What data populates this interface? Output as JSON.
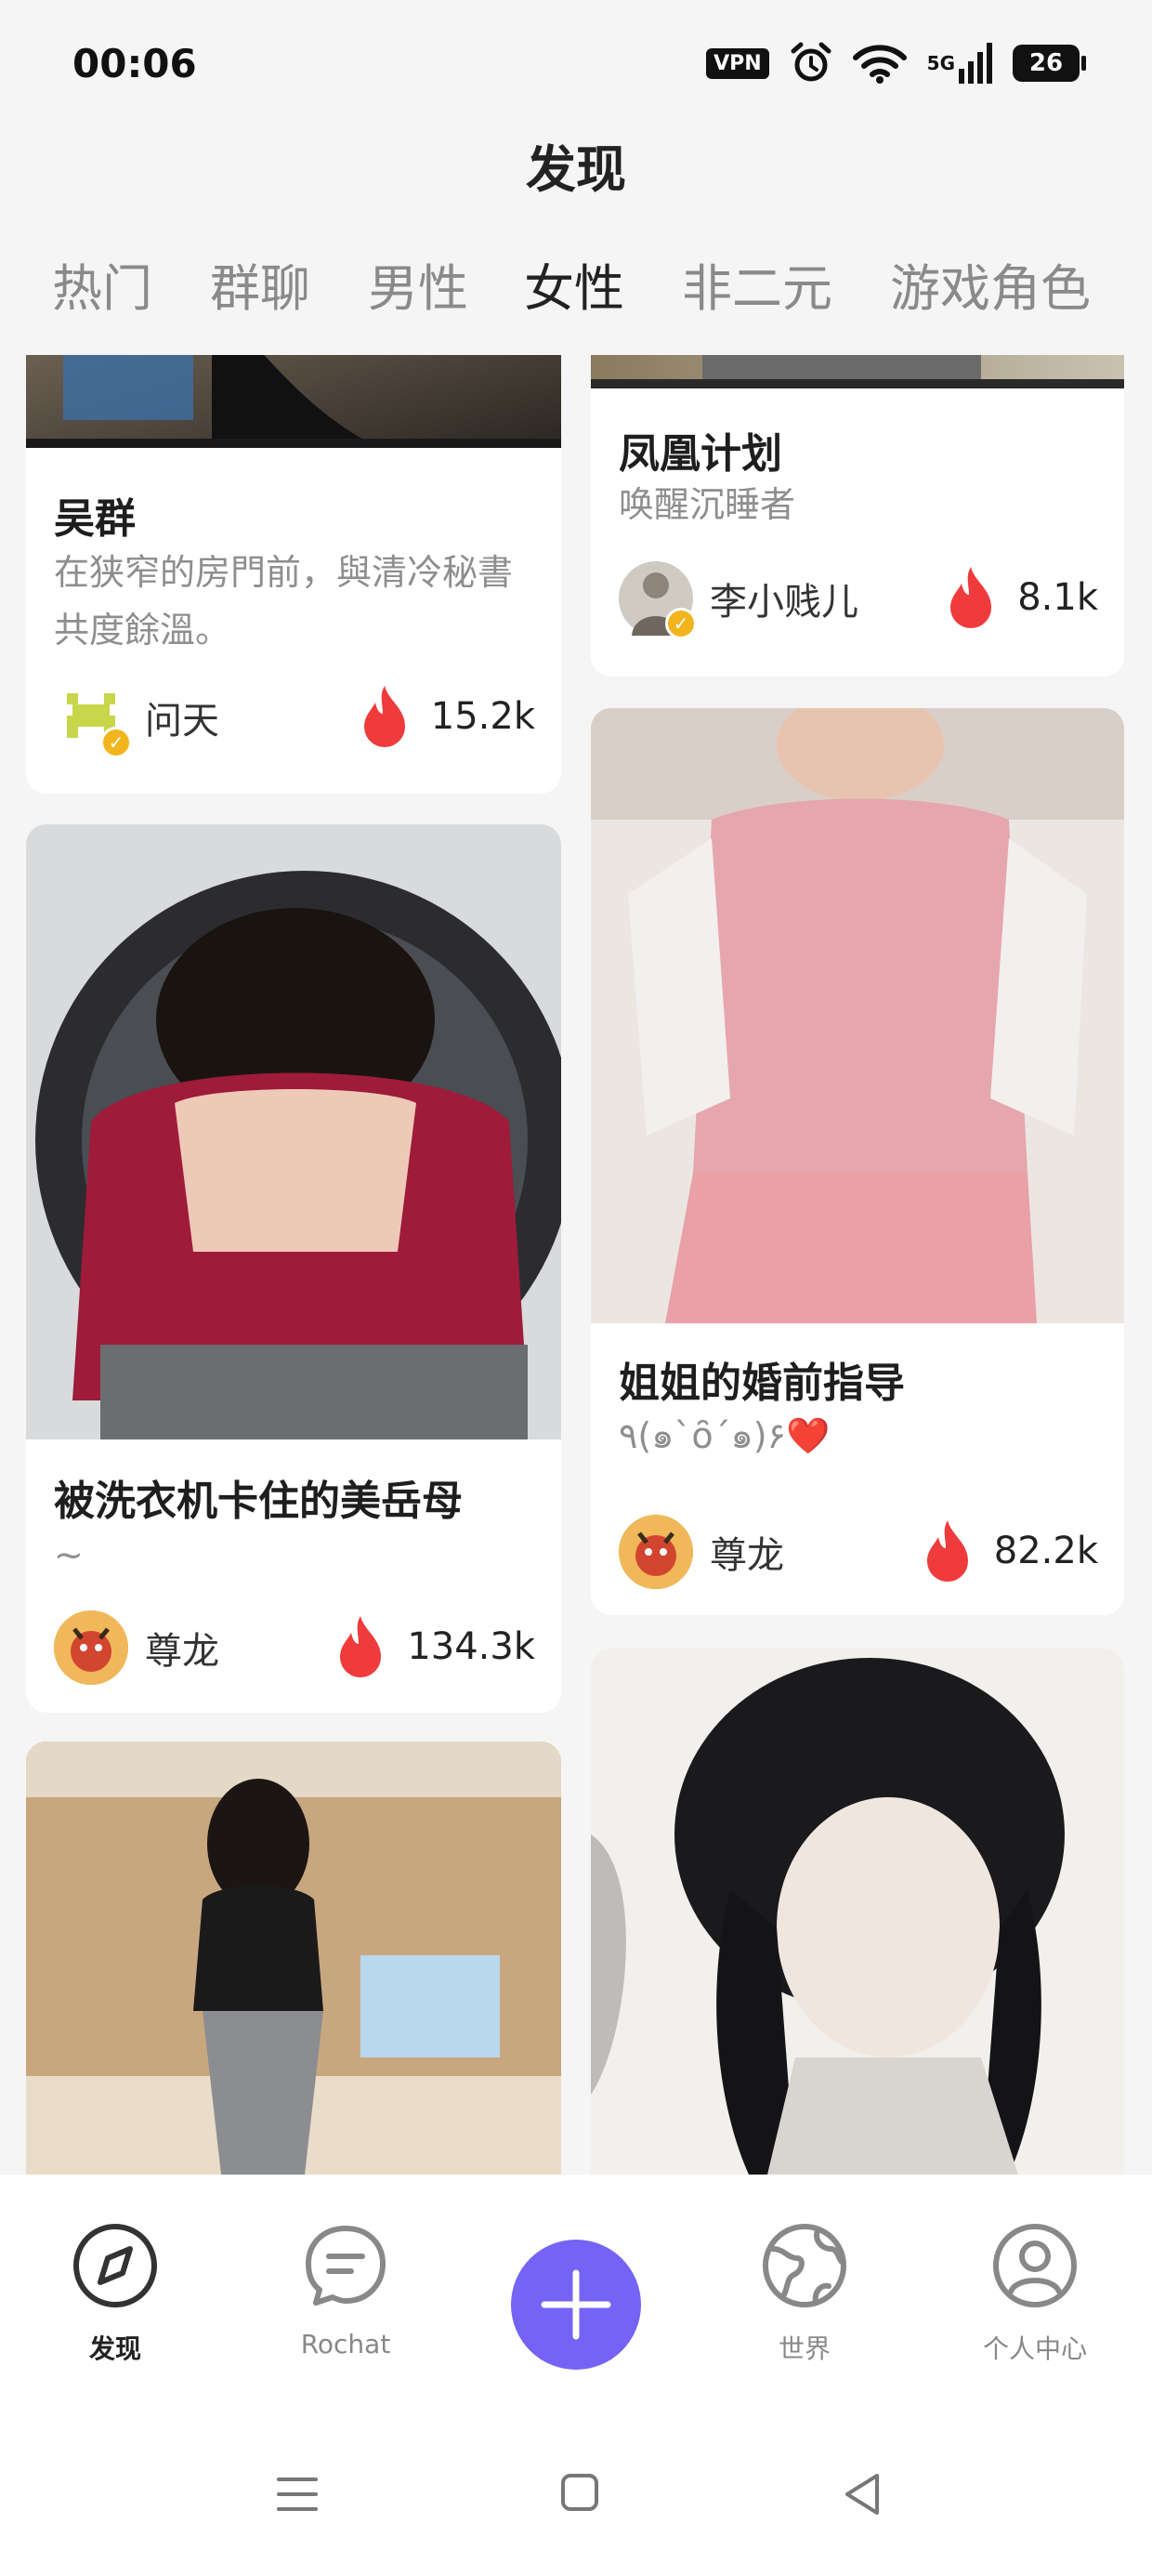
{
  "status_bar": {
    "time": "00:06",
    "vpn": "VPN",
    "network": "5G",
    "battery": "26"
  },
  "header": {
    "title": "发现"
  },
  "tabs": [
    {
      "label": "热门"
    },
    {
      "label": "群聊"
    },
    {
      "label": "男性"
    },
    {
      "label": "女性"
    },
    {
      "label": "非二元"
    },
    {
      "label": "游戏角色"
    }
  ],
  "selected_tab": "女性",
  "cards": [
    {
      "title": "吴群",
      "desc": "在狭窄的房門前，與清冷秘書共度餘溫。",
      "author": "问天",
      "heat": "15.2k",
      "verified": true
    },
    {
      "title": "凤凰计划",
      "desc": "唤醒沉睡者",
      "author": "李小贱儿",
      "heat": "8.1k",
      "verified": true
    },
    {
      "title": "被洗衣机卡住的美岳母",
      "desc": "~",
      "author": "尊龙",
      "heat": "134.3k",
      "verified": false
    },
    {
      "title": "姐姐的婚前指导",
      "desc": "٩(๑`ȏ´๑)۶❤️",
      "author": "尊龙",
      "heat": "82.2k",
      "verified": false
    }
  ],
  "nav": [
    {
      "label": "发现",
      "icon": "compass-icon"
    },
    {
      "label": "Rochat",
      "icon": "chat-bubble-icon"
    },
    {
      "label": "",
      "icon": "plus-icon"
    },
    {
      "label": "世界",
      "icon": "globe-icon"
    },
    {
      "label": "个人中心",
      "icon": "user-icon"
    }
  ],
  "colors": {
    "accent": "#7463f4",
    "heat": "#ef3b3b",
    "verified": "#f3b51d"
  }
}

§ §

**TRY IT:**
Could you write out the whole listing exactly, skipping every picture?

**EXPECTED ANSWER:**
What data populates this interface? Output as JSON.
{
  "status_bar": {
    "time": "00:06",
    "vpn": "VPN",
    "network": "5G",
    "battery": "26"
  },
  "header": {
    "title": "发现"
  },
  "tabs": [
    {
      "label": "热门"
    },
    {
      "label": "群聊"
    },
    {
      "label": "男性"
    },
    {
      "label": "女性"
    },
    {
      "label": "非二元"
    },
    {
      "label": "游戏角色"
    }
  ],
  "selected_tab": "女性",
  "cards": [
    {
      "title": "吴群",
      "desc": "在狭窄的房門前，與清冷秘書共度餘溫。",
      "author": "问天",
      "heat": "15.2k",
      "verified": true
    },
    {
      "title": "凤凰计划",
      "desc": "唤醒沉睡者",
      "author": "李小贱儿",
      "heat": "8.1k",
      "verified": true
    },
    {
      "title": "被洗衣机卡住的美岳母",
      "desc": "~",
      "author": "尊龙",
      "heat": "134.3k",
      "verified": false
    },
    {
      "title": "姐姐的婚前指导",
      "desc": "٩(๑`ȏ´๑)۶❤️",
      "author": "尊龙",
      "heat": "82.2k",
      "verified": false
    }
  ],
  "nav": [
    {
      "label": "发现",
      "icon": "compass-icon"
    },
    {
      "label": "Rochat",
      "icon": "chat-bubble-icon"
    },
    {
      "label": "",
      "icon": "plus-icon"
    },
    {
      "label": "世界",
      "icon": "globe-icon"
    },
    {
      "label": "个人中心",
      "icon": "user-icon"
    }
  ],
  "colors": {
    "accent": "#7463f4",
    "heat": "#ef3b3b",
    "verified": "#f3b51d"
  }
}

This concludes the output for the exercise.